[Element data from apps and pages]
>>
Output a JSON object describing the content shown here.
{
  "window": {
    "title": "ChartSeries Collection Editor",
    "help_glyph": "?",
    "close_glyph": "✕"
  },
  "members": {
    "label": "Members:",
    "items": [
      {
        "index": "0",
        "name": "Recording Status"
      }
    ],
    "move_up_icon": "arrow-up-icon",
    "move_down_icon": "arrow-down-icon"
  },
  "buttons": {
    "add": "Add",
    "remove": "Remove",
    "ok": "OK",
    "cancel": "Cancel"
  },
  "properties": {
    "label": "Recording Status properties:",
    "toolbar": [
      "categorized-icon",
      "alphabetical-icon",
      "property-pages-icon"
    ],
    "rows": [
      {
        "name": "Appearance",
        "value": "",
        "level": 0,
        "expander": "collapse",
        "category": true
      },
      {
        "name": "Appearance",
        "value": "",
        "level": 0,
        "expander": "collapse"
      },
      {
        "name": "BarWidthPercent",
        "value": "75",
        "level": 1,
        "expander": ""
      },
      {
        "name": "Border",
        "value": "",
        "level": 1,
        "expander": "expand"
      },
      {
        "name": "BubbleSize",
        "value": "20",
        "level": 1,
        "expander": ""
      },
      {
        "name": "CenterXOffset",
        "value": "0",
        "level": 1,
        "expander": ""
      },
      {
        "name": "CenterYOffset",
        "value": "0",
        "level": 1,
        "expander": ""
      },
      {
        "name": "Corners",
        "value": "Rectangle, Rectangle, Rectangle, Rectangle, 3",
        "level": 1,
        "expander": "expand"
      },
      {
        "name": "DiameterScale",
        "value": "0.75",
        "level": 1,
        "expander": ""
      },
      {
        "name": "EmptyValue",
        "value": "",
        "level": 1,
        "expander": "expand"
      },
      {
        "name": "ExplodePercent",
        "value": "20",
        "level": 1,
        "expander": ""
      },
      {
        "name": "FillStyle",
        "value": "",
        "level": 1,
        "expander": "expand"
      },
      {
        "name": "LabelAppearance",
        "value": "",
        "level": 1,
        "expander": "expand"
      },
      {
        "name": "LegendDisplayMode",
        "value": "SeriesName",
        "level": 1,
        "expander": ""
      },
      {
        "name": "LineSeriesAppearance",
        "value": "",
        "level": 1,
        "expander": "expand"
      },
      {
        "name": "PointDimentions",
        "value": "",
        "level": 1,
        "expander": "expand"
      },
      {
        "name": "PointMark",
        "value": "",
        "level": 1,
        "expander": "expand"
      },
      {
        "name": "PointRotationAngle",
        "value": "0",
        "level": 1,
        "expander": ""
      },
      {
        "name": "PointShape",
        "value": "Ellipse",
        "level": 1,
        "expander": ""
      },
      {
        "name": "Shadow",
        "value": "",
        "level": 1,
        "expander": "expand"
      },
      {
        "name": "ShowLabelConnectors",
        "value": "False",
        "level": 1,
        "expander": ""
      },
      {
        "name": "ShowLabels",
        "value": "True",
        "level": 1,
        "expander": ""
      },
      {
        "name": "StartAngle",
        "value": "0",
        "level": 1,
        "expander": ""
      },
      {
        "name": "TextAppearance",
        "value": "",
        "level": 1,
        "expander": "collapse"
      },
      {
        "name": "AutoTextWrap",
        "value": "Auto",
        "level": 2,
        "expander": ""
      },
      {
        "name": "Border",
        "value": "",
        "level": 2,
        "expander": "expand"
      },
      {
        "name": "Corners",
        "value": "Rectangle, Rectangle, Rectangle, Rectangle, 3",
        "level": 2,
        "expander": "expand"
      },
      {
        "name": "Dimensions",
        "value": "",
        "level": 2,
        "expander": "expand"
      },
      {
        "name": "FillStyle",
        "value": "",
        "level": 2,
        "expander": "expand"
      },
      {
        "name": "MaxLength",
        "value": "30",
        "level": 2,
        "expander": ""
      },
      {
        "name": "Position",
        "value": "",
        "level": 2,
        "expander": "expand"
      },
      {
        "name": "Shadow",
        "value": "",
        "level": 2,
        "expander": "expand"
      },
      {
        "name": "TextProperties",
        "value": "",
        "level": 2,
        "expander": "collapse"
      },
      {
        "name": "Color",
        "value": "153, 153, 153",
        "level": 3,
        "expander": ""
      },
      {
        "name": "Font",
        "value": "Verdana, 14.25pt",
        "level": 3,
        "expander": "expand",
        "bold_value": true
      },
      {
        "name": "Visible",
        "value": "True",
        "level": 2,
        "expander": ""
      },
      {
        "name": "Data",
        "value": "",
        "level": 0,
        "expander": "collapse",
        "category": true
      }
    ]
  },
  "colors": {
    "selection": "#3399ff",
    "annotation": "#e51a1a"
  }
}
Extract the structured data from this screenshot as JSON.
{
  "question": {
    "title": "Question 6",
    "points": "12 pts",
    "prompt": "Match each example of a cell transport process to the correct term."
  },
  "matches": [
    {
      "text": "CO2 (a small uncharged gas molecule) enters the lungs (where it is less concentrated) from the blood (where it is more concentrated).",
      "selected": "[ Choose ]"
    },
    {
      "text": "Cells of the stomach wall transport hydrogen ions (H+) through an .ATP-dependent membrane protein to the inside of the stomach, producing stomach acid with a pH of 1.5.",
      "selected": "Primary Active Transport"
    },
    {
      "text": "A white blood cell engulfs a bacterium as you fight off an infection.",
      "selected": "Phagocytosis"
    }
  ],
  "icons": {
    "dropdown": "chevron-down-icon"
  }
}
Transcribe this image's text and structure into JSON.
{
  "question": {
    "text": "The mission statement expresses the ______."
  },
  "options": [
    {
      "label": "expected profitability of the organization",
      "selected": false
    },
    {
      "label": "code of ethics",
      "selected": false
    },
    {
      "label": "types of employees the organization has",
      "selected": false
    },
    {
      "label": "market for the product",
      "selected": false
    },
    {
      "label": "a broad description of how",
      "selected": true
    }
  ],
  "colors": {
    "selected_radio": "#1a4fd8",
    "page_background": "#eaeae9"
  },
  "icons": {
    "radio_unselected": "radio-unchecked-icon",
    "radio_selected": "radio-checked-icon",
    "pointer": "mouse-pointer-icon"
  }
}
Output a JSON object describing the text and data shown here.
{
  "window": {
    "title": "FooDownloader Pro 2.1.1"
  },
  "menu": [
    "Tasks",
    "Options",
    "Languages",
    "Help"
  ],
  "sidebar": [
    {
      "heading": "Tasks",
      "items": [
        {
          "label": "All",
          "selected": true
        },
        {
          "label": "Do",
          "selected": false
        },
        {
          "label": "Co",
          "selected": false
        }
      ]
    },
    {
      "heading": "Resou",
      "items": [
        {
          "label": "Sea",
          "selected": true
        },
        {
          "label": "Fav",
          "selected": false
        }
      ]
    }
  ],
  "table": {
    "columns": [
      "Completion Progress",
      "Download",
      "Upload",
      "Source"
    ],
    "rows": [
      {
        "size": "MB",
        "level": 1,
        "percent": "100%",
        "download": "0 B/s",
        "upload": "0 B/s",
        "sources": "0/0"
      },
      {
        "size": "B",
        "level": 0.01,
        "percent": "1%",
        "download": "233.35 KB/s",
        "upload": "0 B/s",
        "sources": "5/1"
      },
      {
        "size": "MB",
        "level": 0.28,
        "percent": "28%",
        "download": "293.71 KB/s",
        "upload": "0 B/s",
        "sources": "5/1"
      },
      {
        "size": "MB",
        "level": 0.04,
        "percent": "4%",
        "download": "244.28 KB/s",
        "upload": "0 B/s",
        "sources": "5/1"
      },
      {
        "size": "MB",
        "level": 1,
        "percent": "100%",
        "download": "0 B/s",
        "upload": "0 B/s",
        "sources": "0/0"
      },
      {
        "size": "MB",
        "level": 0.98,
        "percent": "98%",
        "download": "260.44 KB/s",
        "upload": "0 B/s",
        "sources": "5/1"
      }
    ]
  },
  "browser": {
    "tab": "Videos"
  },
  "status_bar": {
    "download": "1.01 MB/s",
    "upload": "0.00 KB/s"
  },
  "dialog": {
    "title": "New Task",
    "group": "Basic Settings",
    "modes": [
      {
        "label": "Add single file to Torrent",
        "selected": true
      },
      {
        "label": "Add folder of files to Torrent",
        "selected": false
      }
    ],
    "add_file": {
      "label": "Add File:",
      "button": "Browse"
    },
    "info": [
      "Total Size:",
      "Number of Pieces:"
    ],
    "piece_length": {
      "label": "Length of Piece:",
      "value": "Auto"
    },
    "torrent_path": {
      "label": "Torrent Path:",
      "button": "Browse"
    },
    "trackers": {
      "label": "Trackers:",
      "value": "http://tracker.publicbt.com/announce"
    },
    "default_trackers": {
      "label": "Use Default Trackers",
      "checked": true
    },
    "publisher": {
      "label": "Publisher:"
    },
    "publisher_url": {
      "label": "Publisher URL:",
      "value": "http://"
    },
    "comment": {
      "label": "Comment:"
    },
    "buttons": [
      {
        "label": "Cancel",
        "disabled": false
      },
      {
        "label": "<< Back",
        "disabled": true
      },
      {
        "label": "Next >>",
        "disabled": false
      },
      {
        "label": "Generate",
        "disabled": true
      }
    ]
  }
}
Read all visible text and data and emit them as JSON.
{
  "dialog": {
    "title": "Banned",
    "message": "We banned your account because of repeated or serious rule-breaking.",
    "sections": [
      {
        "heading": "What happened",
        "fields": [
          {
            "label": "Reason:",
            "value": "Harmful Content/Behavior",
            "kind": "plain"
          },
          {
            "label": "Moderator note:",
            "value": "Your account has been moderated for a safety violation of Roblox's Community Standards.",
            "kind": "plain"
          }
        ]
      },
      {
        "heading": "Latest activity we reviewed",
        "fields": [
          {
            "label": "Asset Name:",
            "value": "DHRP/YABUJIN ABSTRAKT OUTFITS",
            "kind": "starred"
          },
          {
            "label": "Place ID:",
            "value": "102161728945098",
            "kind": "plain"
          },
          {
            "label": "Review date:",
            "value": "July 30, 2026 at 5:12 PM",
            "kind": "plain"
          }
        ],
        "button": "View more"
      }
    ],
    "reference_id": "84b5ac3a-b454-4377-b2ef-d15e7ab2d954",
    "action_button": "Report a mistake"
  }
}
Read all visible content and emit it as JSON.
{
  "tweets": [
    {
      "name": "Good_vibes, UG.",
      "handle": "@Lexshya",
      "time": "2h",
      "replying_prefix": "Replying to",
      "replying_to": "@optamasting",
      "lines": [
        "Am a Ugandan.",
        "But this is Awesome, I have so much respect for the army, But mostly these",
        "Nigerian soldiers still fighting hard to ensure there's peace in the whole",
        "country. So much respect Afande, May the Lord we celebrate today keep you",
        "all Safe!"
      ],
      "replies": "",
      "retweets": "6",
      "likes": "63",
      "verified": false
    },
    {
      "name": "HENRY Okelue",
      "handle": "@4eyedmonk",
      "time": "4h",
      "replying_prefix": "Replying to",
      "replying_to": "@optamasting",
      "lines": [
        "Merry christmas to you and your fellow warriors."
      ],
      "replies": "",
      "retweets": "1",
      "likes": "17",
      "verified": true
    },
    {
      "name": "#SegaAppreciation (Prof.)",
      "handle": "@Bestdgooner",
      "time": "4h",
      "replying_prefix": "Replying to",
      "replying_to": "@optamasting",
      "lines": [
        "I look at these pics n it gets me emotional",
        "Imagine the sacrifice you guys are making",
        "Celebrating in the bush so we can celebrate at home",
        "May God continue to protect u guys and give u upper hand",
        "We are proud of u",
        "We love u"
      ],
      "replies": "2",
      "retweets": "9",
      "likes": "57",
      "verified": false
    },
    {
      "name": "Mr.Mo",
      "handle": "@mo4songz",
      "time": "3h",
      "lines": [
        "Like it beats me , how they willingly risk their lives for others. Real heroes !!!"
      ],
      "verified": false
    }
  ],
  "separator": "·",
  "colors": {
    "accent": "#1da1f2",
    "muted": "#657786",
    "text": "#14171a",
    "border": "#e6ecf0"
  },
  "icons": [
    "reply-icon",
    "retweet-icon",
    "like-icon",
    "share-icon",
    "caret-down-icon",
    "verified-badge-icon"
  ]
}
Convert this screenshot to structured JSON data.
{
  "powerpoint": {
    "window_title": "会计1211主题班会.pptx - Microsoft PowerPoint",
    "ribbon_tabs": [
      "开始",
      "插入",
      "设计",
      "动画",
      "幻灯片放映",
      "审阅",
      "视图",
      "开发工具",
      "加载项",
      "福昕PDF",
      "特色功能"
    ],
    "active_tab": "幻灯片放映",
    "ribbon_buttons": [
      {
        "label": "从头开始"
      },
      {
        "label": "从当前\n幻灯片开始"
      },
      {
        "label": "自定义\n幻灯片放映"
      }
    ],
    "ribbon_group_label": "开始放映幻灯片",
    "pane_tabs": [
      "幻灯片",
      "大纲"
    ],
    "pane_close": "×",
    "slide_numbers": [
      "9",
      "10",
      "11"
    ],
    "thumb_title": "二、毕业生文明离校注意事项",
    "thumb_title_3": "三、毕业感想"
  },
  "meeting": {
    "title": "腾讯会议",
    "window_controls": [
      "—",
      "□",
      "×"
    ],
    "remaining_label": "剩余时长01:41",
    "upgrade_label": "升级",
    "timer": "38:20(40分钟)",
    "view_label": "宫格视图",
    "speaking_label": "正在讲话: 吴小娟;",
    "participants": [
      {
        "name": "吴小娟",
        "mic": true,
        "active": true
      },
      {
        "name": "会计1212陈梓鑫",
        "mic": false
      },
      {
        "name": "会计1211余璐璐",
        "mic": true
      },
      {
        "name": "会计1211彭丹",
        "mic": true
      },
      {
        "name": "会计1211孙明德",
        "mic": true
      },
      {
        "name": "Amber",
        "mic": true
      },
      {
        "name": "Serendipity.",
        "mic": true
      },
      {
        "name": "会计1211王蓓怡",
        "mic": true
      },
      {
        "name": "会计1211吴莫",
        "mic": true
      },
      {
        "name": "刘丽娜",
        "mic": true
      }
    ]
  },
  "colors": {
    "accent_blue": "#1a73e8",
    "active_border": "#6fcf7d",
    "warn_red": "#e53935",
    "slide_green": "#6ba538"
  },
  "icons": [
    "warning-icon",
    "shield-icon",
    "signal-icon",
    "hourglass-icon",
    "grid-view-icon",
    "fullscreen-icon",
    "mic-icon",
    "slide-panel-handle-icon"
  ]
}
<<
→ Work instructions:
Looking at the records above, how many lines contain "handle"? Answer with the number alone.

→ Solution:
5